Work instructions —
Would you print the records below without changing anything?
##############################
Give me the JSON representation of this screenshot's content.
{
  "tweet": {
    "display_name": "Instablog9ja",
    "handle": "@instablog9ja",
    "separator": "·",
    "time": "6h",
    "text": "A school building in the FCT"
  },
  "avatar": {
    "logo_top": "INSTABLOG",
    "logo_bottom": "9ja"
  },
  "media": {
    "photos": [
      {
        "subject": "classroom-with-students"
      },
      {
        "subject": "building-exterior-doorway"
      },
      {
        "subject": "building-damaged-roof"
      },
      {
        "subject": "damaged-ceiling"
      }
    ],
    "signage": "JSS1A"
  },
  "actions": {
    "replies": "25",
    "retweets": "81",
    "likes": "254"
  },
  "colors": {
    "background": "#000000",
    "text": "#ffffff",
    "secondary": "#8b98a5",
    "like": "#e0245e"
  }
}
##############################
Result below —
Give me the JSON representation of this screenshot's content.
{
  "tweet": {
    "display_name": "Instablog9ja",
    "handle": "@instablog9ja",
    "separator": "·",
    "time": "6h",
    "text": "A school building in the FCT"
  },
  "avatar": {
    "logo_top": "INSTABLOG",
    "logo_bottom": "9ja"
  },
  "media": {
    "photos": [
      {
        "subject": "classroom-with-students"
      },
      {
        "subject": "building-exterior-doorway"
      },
      {
        "subject": "building-damaged-roof"
      },
      {
        "subject": "damaged-ceiling"
      }
    ],
    "signage": "JSS1A"
  },
  "actions": {
    "replies": "25",
    "retweets": "81",
    "likes": "254"
  },
  "colors": {
    "background": "#000000",
    "text": "#ffffff",
    "secondary": "#8b98a5",
    "like": "#e0245e"
  }
}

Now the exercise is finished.